In great deeds, something abides. On great fields something stays. Forms change and pass; bodies disappear, but spirits linger, to consecrate ground for the vision-place of souls. And reverent men and women from afar, and generations that know us not and that we know not of, heart-drawn to see where and by whom great things were suffered and done for them, shall come to this deathless field to ponder and dream; And lo! the shadow of a mighty presence shall wrap them in its bosom, and the power of the vision pass into their souls.
Through a tinted window. That is the most common way to tour the fields of Gettysburg. Whether you hop onto one of the bigger bus tours or opt to follow an audio tour in your own car, you can usually grasp the basics of the historic battle in a few air-conditioned hours. Other than the occasional photo-op at a monument or the perusal of an inscription, the whole affair — although interesting — can feel somewhat pedantic.
Recently I had an opportunity to revisit this battleground from a different perspective. Our little group spent the day marching up hills and across fields, following the Confederate advance through those three fateful summer days. The trip overturned my formerly nonchalant perspective. No longer was I a sunglassed surveyor. In some remote way, I became a participant.
Through the journey, our guide carefully tied each step into the historical narrative. A ridge before us was not just “a ridge that troops crossed”. It was the location in which the 26th North Carolina Regiment broke the lines of the Union’s famed (and previously undefeated) Iron Brigade. The 26th lost 687 of their 843 men that afternoon.
But the stories were more often personal than strategic. Here was the spot where Confederate George Washington Kelly was shot after crossing Willoughby's Run with his regiment’s battle standards. Up ahead was the place (nine flag-bearers later) that Col. John Lane was shot through the mouth while holding those same standards, yet lived to lead another regiment. On a different hill, we stood where 19 year old Union Lieutenant Bayard Wilkeson severed the remnants of his leg with his personal knife after being hit by an artillery shell. He died hours later of blood loss.
As we moved along in the gory narrative, I could almost hear the soldiers shouting around me, the mass of grey coats surging forward against the blue.
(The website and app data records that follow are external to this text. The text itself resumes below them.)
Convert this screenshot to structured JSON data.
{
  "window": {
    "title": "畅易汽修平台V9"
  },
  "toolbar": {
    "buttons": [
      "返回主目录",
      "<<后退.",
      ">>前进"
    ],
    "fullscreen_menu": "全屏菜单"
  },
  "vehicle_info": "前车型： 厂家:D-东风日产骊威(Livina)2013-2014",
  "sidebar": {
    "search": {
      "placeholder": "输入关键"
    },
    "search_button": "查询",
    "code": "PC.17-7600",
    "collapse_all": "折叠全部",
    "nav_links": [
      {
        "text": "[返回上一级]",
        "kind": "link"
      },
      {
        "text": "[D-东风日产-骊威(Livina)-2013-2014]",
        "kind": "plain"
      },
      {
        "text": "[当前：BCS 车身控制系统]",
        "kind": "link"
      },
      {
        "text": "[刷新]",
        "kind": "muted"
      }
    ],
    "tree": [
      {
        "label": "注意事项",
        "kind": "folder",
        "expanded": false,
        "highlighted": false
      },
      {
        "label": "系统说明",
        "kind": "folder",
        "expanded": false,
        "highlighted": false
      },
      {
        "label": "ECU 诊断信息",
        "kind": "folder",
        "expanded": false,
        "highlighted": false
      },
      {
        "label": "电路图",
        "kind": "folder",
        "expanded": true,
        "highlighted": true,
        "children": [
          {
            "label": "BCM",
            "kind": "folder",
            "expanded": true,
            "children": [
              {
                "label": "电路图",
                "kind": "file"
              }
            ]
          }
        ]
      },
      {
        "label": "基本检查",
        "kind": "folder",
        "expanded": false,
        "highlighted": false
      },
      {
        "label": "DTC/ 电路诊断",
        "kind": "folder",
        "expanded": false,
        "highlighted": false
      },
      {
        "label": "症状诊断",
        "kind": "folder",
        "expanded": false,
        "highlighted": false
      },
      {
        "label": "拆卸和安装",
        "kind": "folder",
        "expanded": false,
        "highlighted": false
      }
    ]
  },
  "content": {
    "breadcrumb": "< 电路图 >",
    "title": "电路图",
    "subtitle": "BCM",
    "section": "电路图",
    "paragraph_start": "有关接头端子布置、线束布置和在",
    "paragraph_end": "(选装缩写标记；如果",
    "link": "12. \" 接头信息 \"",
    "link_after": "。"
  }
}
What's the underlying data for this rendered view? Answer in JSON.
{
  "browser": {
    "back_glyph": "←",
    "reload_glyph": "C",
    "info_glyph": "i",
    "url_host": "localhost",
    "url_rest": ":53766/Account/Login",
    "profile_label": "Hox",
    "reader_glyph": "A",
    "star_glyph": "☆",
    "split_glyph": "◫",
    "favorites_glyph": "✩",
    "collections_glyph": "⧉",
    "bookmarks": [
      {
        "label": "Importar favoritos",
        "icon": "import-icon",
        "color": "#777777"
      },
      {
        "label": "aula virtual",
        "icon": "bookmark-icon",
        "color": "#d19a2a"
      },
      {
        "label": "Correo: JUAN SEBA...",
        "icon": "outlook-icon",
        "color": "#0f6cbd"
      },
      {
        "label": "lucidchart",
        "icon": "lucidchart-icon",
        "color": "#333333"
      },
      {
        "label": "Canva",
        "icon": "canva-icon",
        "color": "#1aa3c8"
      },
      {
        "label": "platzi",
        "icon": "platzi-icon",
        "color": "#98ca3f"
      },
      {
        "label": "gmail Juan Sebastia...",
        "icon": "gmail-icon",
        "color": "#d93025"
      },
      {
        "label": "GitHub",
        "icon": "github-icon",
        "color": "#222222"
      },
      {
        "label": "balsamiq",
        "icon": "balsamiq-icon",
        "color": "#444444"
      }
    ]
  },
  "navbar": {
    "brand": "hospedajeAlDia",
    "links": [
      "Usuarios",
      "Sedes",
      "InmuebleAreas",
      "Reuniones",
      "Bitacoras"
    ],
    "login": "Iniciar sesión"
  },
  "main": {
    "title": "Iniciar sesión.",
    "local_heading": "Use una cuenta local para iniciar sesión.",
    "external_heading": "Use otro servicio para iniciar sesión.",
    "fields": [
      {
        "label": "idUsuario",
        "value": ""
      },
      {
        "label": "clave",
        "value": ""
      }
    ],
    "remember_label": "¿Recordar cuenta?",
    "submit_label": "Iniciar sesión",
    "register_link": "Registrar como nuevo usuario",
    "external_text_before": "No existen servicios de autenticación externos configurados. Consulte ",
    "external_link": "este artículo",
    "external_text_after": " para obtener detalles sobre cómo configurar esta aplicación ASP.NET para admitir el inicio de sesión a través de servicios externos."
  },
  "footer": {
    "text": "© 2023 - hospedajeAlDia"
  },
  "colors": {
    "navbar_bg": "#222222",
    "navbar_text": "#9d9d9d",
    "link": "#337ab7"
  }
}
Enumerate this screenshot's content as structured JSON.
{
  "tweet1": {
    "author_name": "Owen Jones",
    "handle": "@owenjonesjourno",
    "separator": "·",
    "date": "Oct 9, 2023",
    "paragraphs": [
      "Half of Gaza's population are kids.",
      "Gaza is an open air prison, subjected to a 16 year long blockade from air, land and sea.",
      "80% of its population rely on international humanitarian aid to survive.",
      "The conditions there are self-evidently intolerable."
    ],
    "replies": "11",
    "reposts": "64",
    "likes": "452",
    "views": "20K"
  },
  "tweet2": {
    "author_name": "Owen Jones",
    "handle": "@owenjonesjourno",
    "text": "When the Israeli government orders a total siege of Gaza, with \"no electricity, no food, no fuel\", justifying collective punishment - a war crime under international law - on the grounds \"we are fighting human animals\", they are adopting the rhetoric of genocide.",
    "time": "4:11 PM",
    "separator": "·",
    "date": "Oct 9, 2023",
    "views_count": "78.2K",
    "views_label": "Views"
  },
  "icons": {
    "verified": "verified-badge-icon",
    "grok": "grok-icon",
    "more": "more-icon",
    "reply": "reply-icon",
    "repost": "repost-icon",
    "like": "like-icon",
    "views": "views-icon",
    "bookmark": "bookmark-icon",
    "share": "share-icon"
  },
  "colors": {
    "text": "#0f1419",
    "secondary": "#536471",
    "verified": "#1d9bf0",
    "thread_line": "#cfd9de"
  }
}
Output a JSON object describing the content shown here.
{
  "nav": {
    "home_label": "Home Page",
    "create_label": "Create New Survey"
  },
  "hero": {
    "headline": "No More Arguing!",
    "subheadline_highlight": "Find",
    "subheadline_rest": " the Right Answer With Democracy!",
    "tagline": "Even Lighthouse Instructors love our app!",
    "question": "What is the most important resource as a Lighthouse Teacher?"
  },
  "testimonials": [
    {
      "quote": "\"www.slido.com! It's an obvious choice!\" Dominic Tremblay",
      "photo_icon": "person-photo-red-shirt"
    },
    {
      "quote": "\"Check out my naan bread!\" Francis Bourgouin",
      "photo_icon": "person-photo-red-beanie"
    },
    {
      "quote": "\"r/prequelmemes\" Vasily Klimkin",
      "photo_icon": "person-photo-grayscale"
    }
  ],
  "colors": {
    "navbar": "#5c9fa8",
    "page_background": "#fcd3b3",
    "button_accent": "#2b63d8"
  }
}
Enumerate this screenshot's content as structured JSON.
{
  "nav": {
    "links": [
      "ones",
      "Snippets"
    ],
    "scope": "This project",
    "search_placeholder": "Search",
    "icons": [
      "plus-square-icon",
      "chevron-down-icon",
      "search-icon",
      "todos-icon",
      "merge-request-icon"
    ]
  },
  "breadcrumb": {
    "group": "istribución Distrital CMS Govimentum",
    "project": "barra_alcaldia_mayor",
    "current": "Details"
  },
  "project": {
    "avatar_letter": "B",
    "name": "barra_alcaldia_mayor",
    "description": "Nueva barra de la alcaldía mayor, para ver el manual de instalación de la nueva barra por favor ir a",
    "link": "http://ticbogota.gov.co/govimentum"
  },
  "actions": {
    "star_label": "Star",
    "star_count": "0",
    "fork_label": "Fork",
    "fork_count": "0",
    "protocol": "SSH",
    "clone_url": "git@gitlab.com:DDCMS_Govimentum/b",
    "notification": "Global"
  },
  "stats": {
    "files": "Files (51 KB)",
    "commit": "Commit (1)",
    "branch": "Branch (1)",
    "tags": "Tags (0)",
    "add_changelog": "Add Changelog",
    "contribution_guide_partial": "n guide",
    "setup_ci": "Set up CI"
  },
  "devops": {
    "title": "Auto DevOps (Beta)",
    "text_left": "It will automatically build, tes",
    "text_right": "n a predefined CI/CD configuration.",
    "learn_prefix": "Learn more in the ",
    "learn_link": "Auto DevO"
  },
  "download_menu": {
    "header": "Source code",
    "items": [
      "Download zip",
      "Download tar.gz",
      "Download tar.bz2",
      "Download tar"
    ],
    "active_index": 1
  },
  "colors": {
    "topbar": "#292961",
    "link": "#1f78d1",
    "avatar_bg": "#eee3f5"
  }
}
The air seemed to ripple with a silent cacophony of gun blasts. The ground cried out with the blood of brothers. Despite a century and a half of distance, the battle’s oppressive weight was still there, nearly tangible in the afternoon haze.
The wraiths within these spaces enveloped me. They left me, not with facts and figures, but with ethereal snapshots: a terrified groan, a rebel yell, a whispered prayer. Data is far more comfortable for me; these ghosts were foreign. A thousand stories strong, they advanced together, filling the empty fields with faces, names, and families.
The echoes of Gettysburg, the poignancies of its moment, are not finally preserved in its maneuvers or numbers — important as those may be. Rather, the heart and soul of Gettysburg is found in its storehouse of narratives, drawn from sonorous tones of old veterans and bloodstained letters pried from cold hands. Through them, Chamberlain’s “shadow of a mighty presence” endures in an amaranthine theater full of tragedy and promise.